As stated, Microsoft’s security department recommends Windows Live or Hotmail passwords be changed at intervals of no more than 90 days. When you change the password for a Hotmail account, it will change the password for all of the Windows Live services.
Step 1 – Launch your computer’s web browser and then enter the Windows Live Hotmail login URL into the browser’s address bar.
Step 2 – Select the name located at the upper right-hand corner of the Hotmail (Windows Live) homepage.
Step 3 – When a list pops up, choose the Hotmail account.
Step 4 – Choose your account and if asked to log-in again, enter your current password. Then, click the “Sign In” menu option.
Step 5 – Select the “Change” menu option located beneath the password reset information heading.
Step 6 – Enter your old password and then input a new password in the appropriate text field on the subsequently displayed dialog box. You will have to confirm the input in a separate input box.
Step 7 – Select the “Save” menu button to save your new password. You will then be returned to the Windows Live log-in page.
Step 8 – Log-in to Hotmail with your new password.
Steps to Recover a Forgotten Hotmail Password
One of the common traits with modern web browsers is that they allow the end-user to cache or save passwords to commonly used sites such as the Windows Live or Hotmail log-in page. Unfortunately, when someone creates a strong password for their Hotmail account and then relies on this feature to save their password it can be forgotten.
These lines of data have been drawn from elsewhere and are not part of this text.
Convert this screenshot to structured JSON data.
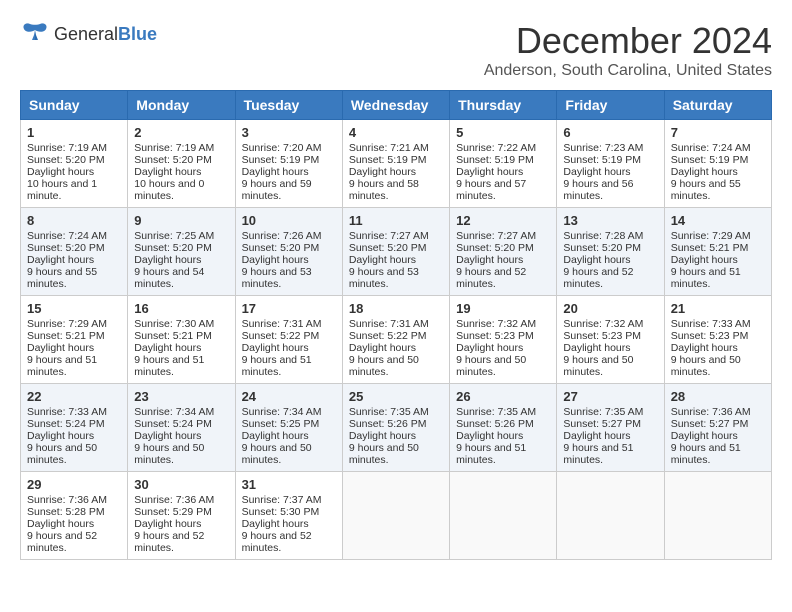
{
  "header": {
    "logo_general": "General",
    "logo_blue": "Blue",
    "month_title": "December 2024",
    "location": "Anderson, South Carolina, United States"
  },
  "days_of_week": [
    "Sunday",
    "Monday",
    "Tuesday",
    "Wednesday",
    "Thursday",
    "Friday",
    "Saturday"
  ],
  "weeks": [
    [
      {
        "day": "1",
        "sunrise": "7:19 AM",
        "sunset": "5:20 PM",
        "daylight": "10 hours and 1 minute."
      },
      {
        "day": "2",
        "sunrise": "7:19 AM",
        "sunset": "5:20 PM",
        "daylight": "10 hours and 0 minutes."
      },
      {
        "day": "3",
        "sunrise": "7:20 AM",
        "sunset": "5:19 PM",
        "daylight": "9 hours and 59 minutes."
      },
      {
        "day": "4",
        "sunrise": "7:21 AM",
        "sunset": "5:19 PM",
        "daylight": "9 hours and 58 minutes."
      },
      {
        "day": "5",
        "sunrise": "7:22 AM",
        "sunset": "5:19 PM",
        "daylight": "9 hours and 57 minutes."
      },
      {
        "day": "6",
        "sunrise": "7:23 AM",
        "sunset": "5:19 PM",
        "daylight": "9 hours and 56 minutes."
      },
      {
        "day": "7",
        "sunrise": "7:24 AM",
        "sunset": "5:19 PM",
        "daylight": "9 hours and 55 minutes."
      }
    ],
    [
      {
        "day": "8",
        "sunrise": "7:24 AM",
        "sunset": "5:20 PM",
        "daylight": "9 hours and 55 minutes."
      },
      {
        "day": "9",
        "sunrise": "7:25 AM",
        "sunset": "5:20 PM",
        "daylight": "9 hours and 54 minutes."
      },
      {
        "day": "10",
        "sunrise": "7:26 AM",
        "sunset": "5:20 PM",
        "daylight": "9 hours and 53 minutes."
      },
      {
        "day": "11",
        "sunrise": "7:27 AM",
        "sunset": "5:20 PM",
        "daylight": "9 hours and 53 minutes."
      },
      {
        "day": "12",
        "sunrise": "7:27 AM",
        "sunset": "5:20 PM",
        "daylight": "9 hours and 52 minutes."
      },
      {
        "day": "13",
        "sunrise": "7:28 AM",
        "sunset": "5:20 PM",
        "daylight": "9 hours and 52 minutes."
      },
      {
        "day": "14",
        "sunrise": "7:29 AM",
        "sunset": "5:21 PM",
        "daylight": "9 hours and 51 minutes."
      }
    ],
    [
      {
        "day": "15",
        "sunrise": "7:29 AM",
        "sunset": "5:21 PM",
        "daylight": "9 hours and 51 minutes."
      },
      {
        "day": "16",
        "sunrise": "7:30 AM",
        "sunset": "5:21 PM",
        "daylight": "9 hours and 51 minutes."
      },
      {
        "day": "17",
        "sunrise": "7:31 AM",
        "sunset": "5:22 PM",
        "daylight": "9 hours and 51 minutes."
      },
      {
        "day": "18",
        "sunrise": "7:31 AM",
        "sunset": "5:22 PM",
        "daylight": "9 hours and 50 minutes."
      },
      {
        "day": "19",
        "sunrise": "7:32 AM",
        "sunset": "5:23 PM",
        "daylight": "9 hours and 50 minutes."
      },
      {
        "day": "20",
        "sunrise": "7:32 AM",
        "sunset": "5:23 PM",
        "daylight": "9 hours and 50 minutes."
      },
      {
        "day": "21",
        "sunrise": "7:33 AM",
        "sunset": "5:23 PM",
        "daylight": "9 hours and 50 minutes."
      }
    ],
    [
      {
        "day": "22",
        "sunrise": "7:33 AM",
        "sunset": "5:24 PM",
        "daylight": "9 hours and 50 minutes."
      },
      {
        "day": "23",
        "sunrise": "7:34 AM",
        "sunset": "5:24 PM",
        "daylight": "9 hours and 50 minutes."
      },
      {
        "day": "24",
        "sunrise": "7:34 AM",
        "sunset": "5:25 PM",
        "daylight": "9 hours and 50 minutes."
      },
      {
        "day": "25",
        "sunrise": "7:35 AM",
        "sunset": "5:26 PM",
        "daylight": "9 hours and 50 minutes."
      },
      {
        "day": "26",
        "sunrise": "7:35 AM",
        "sunset": "5:26 PM",
        "daylight": "9 hours and 51 minutes."
      },
      {
        "day": "27",
        "sunrise": "7:35 AM",
        "sunset": "5:27 PM",
        "daylight": "9 hours and 51 minutes."
      },
      {
        "day": "28",
        "sunrise": "7:36 AM",
        "sunset": "5:27 PM",
        "daylight": "9 hours and 51 minutes."
      }
    ],
    [
      {
        "day": "29",
        "sunrise": "7:36 AM",
        "sunset": "5:28 PM",
        "daylight": "9 hours and 52 minutes."
      },
      {
        "day": "30",
        "sunrise": "7:36 AM",
        "sunset": "5:29 PM",
        "daylight": "9 hours and 52 minutes."
      },
      {
        "day": "31",
        "sunrise": "7:37 AM",
        "sunset": "5:30 PM",
        "daylight": "9 hours and 52 minutes."
      },
      null,
      null,
      null,
      null
    ]
  ],
  "labels": {
    "sunrise": "Sunrise:",
    "sunset": "Sunset:",
    "daylight": "Daylight hours"
  }
}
Whether due to the over-reliance of the web browser cache, or just having a bad memory; another common task for Hotmail users to recovering a forgotten Hotmail password.
Step 1 – Launch your computer’s web browser and load the Windows Live log-in page.
Step 2 – Select the “Forgot your password” link that is located beneath the password text field on the Windows Live log-in screen.
Step 3 – Input your alternative email address and then enter the characters located on the captcha (or pictures) on the page subsequently displayed. This is to prove to Hotmail that you are not a bot or other computer program. Press the “Continue” menu button.
Step 4 – Microsoft will then email the password changing procedure details to you alternate email address.
Step 5 – Click the link in the newly received email from Hotmail/Microsoft labeled as “Confirm request and reset password.”
Step 6 – On the subsequently displayed page, input your Hotmail ID. Then, enter the new password along with a confirmation entry followed by clicking the “Continue” button. You will then be directed to the Windows Live log-in screen.
Step 7 – Continue with logging into Windows Live Mail with your new password.
How to Protect Your Hotmail Password Offline
One of the oldest phishing techniques that has existed for longer Hotmail than has is offline phishing or social engineering. It’s no secret that Hotmail and many other online accounts rely on a secret question or series of secret questions to allow a person to reset their Hotmail or other account password(s). A very common method used amongst teens, college students, and even grown adults is to work the security question(s) into casual conversation with the targeted person in a nonchalant manner. Chances are that eventually the person will state or give up the answer in some fashion without realizing they are being targeted for email and potentially identity theft. Once the information has been provided, the phisher or hacker can then change the password without the targeted people’s knowledge until significant damage can be accomplished. The best way to defend against this manner of off-line attack is to be very aware of what type of information that you use for your security questions on Hotmail and other accounts and avoid providing this data to anyone. This includes those that appear trustful or that you think would not try to harm you.